Word for word, print each line of the listing below; pictures stay out.

── Input records ──

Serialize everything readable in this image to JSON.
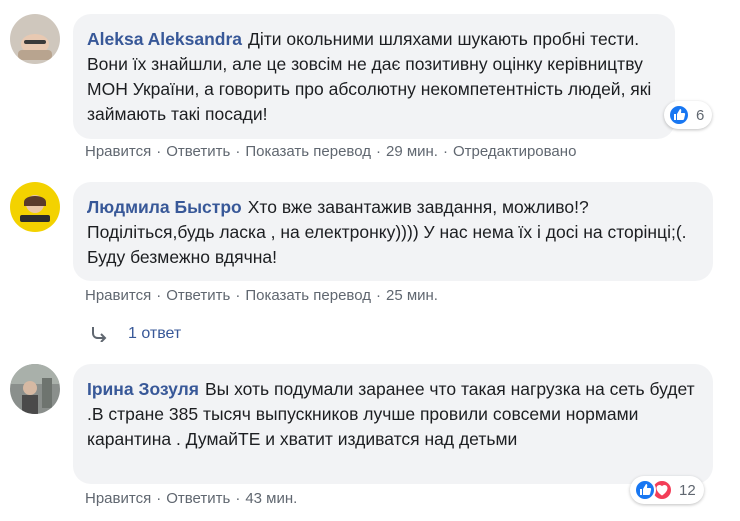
{
  "comments": [
    {
      "author": "Aleksa Aleksandra",
      "text": "Діти окольними шляхами шукають пробні тести. Вони їх знайшли, але це зовсім не дає позитивну оцінку керівництву МОН України, а говорить про абсолютну некомпетентність людей, які займають такі посади!",
      "actions": [
        "Нравится",
        "Ответить",
        "Показать перевод",
        "29 мин.",
        "Отредактировано"
      ],
      "reactions_count": "6"
    },
    {
      "author": "Людмила Быстро",
      "text": "Хто вже завантажив завдання, можливо!? Поділіться,будь ласка , на електронку)))) У нас нема їх і досі на сторінці;(. Буду безмежно вдячна!",
      "actions": [
        "Нравится",
        "Ответить",
        "Показать перевод",
        "25 мин."
      ],
      "replies_label": "1 ответ"
    },
    {
      "author": "Ірина Зозуля",
      "text": "Вы хоть подумали заранее что такая нагрузка на сеть будет .В стране 385 тысяч выпускников лучше провили совсеми нормами карантина . ДумайТЕ и хватит издиватся над детьми",
      "actions": [
        "Нравится",
        "Ответить",
        "43 мин."
      ],
      "reactions_count": "12"
    }
  ],
  "colors": {
    "author": "#385898",
    "bubble": "#f2f3f5",
    "meta": "#606770",
    "like": "#1877f2",
    "love": "#f33e58"
  },
  "icons": [
    "like-icon",
    "love-icon",
    "reply-arrow-icon"
  ]
}
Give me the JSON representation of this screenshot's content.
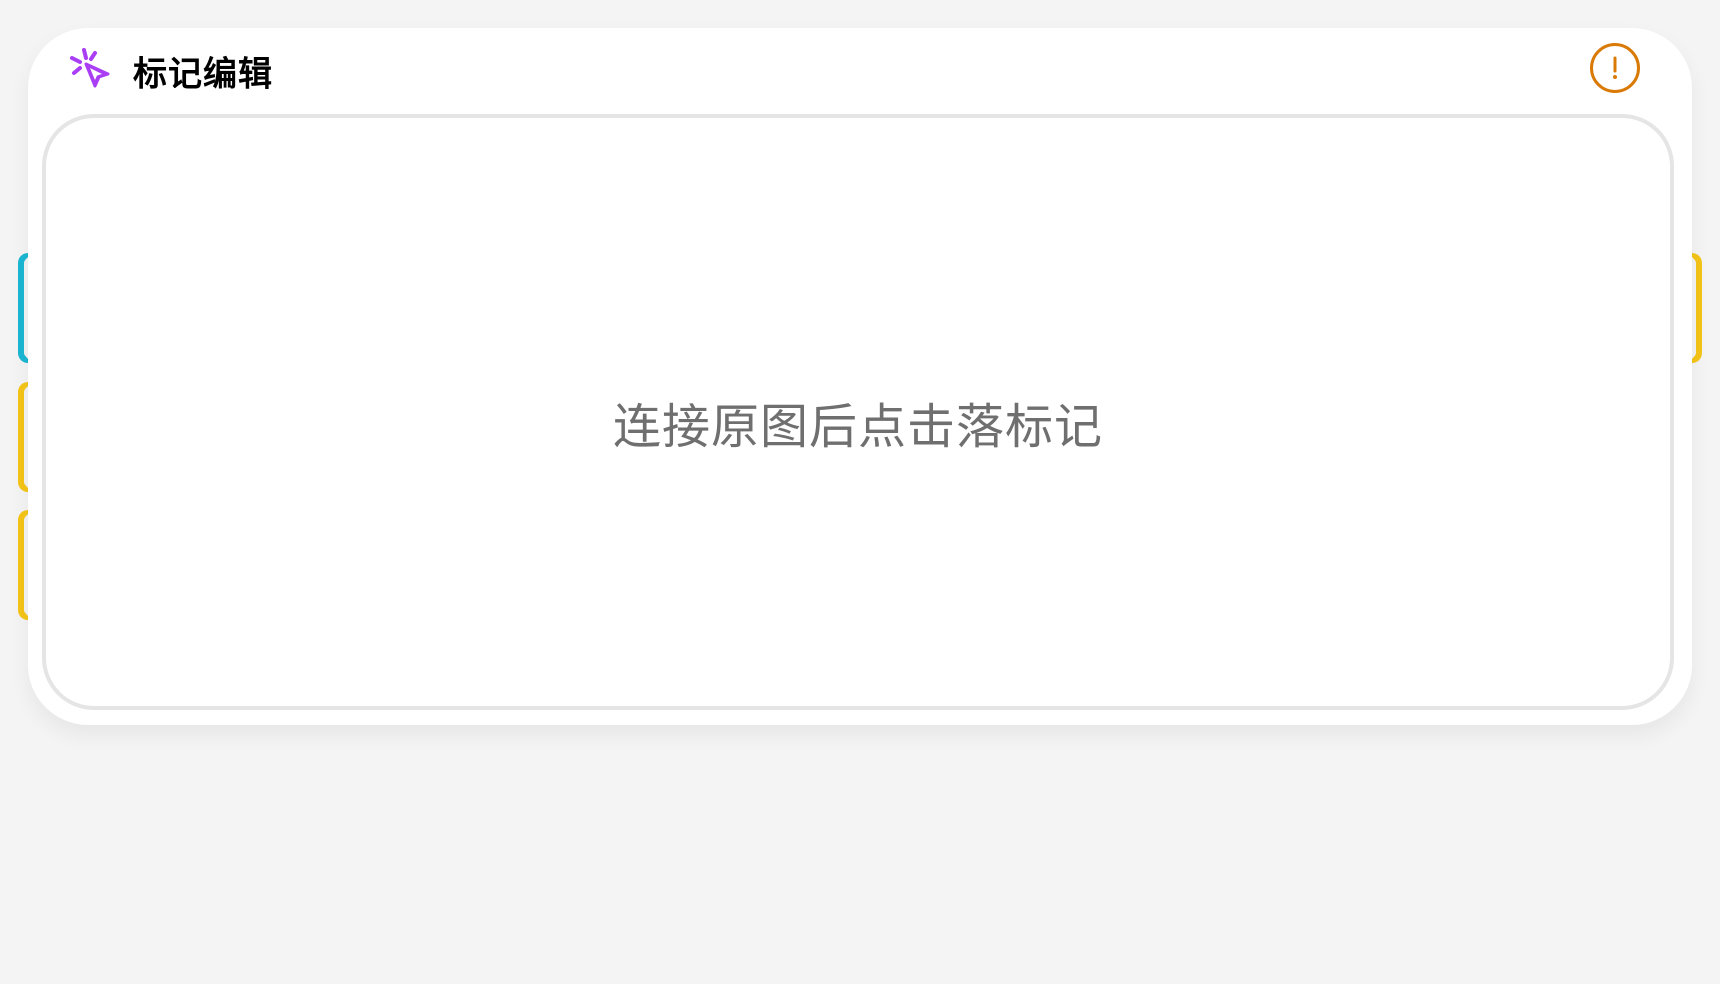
{
  "header": {
    "title": "标记编辑",
    "logo_icon": "cursor-click-icon",
    "alert_icon": "exclamation-circle-icon"
  },
  "canvas": {
    "placeholder": "连接原图后点击落标记"
  },
  "side_tabs": {
    "left": [
      {
        "name": "side-tab-left-1",
        "color": "#1bb7d4"
      },
      {
        "name": "side-tab-left-2",
        "color": "#f5c518"
      },
      {
        "name": "side-tab-left-3",
        "color": "#f5c518"
      }
    ],
    "right": [
      {
        "name": "side-tab-right-1",
        "color": "#f5c518"
      }
    ]
  },
  "colors": {
    "accent_purple": "#a93ef5",
    "alert_orange": "#d97a06",
    "background": "#f4f4f4",
    "panel": "#ffffff",
    "border": "#e5e5e5",
    "placeholder_text": "#6f6f6f"
  }
}
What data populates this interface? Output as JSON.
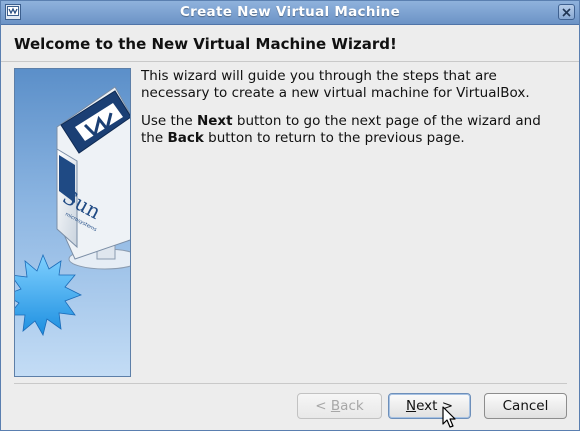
{
  "window": {
    "title": "Create New Virtual Machine"
  },
  "header": {
    "title": "Welcome to the New Virtual Machine Wizard!"
  },
  "body": {
    "para1": "This wizard will guide you through the steps that are necessary to create a new virtual machine for VirtualBox.",
    "para2": {
      "part1": "Use the ",
      "bold1": "Next",
      "part2": " button to go the next page of the wizard and the ",
      "bold2": "Back",
      "part3": " button to return to the previous page."
    }
  },
  "illustration": {
    "logo_text": "Sun",
    "logo_subtext": "microsystems"
  },
  "buttons": {
    "back": {
      "prefix": "< ",
      "mnemonic": "B",
      "rest": "ack",
      "enabled": false
    },
    "next": {
      "mnemonic": "N",
      "rest": "ext",
      "suffix": " >",
      "enabled": true
    },
    "cancel": {
      "label": "Cancel",
      "enabled": true
    }
  },
  "colors": {
    "titlebar": "#7ca1d1",
    "background": "#ededed",
    "image_blue": "#5b8fc9"
  }
}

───

__Answer area__.
Serialize everything readable in this image to JSON.
{
  "comments": [
    {
      "author": "Aleksa Aleksandra",
      "text": "Діти окольними шляхами шукають пробні тести. Вони їх знайшли, але це зовсім не дає позитивну оцінку керівництву МОН України, а говорить про абсолютну некомпетентність людей, які займають такі посади!",
      "actions": [
        "Нравится",
        "Ответить",
        "Показать перевод",
        "29 мин.",
        "Отредактировано"
      ],
      "reactions_count": "6"
    },
    {
      "author": "Людмила Быстро",
      "text": "Хто вже завантажив завдання, можливо!? Поділіться,будь ласка , на електронку)))) У нас нема їх і досі на сторінці;(. Буду безмежно вдячна!",
      "actions": [
        "Нравится",
        "Ответить",
        "Показать перевод",
        "25 мин."
      ],
      "replies_label": "1 ответ"
    },
    {
      "author": "Ірина Зозуля",
      "text": "Вы хоть подумали заранее что такая нагрузка на сеть будет .В стране 385 тысяч выпускников лучше провили совсеми нормами карантина . ДумайТЕ и хватит издиватся над детьми",
      "actions": [
        "Нравится",
        "Ответить",
        "43 мин."
      ],
      "reactions_count": "12"
    }
  ],
  "colors": {
    "author": "#385898",
    "bubble": "#f2f3f5",
    "meta": "#606770",
    "like": "#1877f2",
    "love": "#f33e58"
  },
  "icons": [
    "like-icon",
    "love-icon",
    "reply-arrow-icon"
  ]
}
Give me the JSON representation of this screenshot's content.
{
  "header": {
    "title": "标记编辑",
    "logo_icon": "cursor-click-icon",
    "alert_icon": "exclamation-circle-icon"
  },
  "canvas": {
    "placeholder": "连接原图后点击落标记"
  },
  "side_tabs": {
    "left": [
      {
        "name": "side-tab-left-1",
        "color": "#1bb7d4"
      },
      {
        "name": "side-tab-left-2",
        "color": "#f5c518"
      },
      {
        "name": "side-tab-left-3",
        "color": "#f5c518"
      }
    ],
    "right": [
      {
        "name": "side-tab-right-1",
        "color": "#f5c518"
      }
    ]
  },
  "colors": {
    "accent_purple": "#a93ef5",
    "alert_orange": "#d97a06",
    "background": "#f4f4f4",
    "panel": "#ffffff",
    "border": "#e5e5e5",
    "placeholder_text": "#6f6f6f"
  }
}
What data populates this interface? Output as JSON.
{
  "window": {
    "title": "Create New Virtual Machine"
  },
  "header": {
    "title": "Welcome to the New Virtual Machine Wizard!"
  },
  "body": {
    "para1": "This wizard will guide you through the steps that are necessary to create a new virtual machine for VirtualBox.",
    "para2": {
      "part1": "Use the ",
      "bold1": "Next",
      "part2": " button to go the next page of the wizard and the ",
      "bold2": "Back",
      "part3": " button to return to the previous page."
    }
  },
  "illustration": {
    "logo_text": "Sun",
    "logo_subtext": "microsystems"
  },
  "buttons": {
    "back": {
      "prefix": "< ",
      "mnemonic": "B",
      "rest": "ack",
      "enabled": false
    },
    "next": {
      "mnemonic": "N",
      "rest": "ext",
      "suffix": " >",
      "enabled": true
    },
    "cancel": {
      "label": "Cancel",
      "enabled": true
    }
  },
  "colors": {
    "titlebar": "#7ca1d1",
    "background": "#ededed",
    "image_blue": "#5b8fc9"
  }
}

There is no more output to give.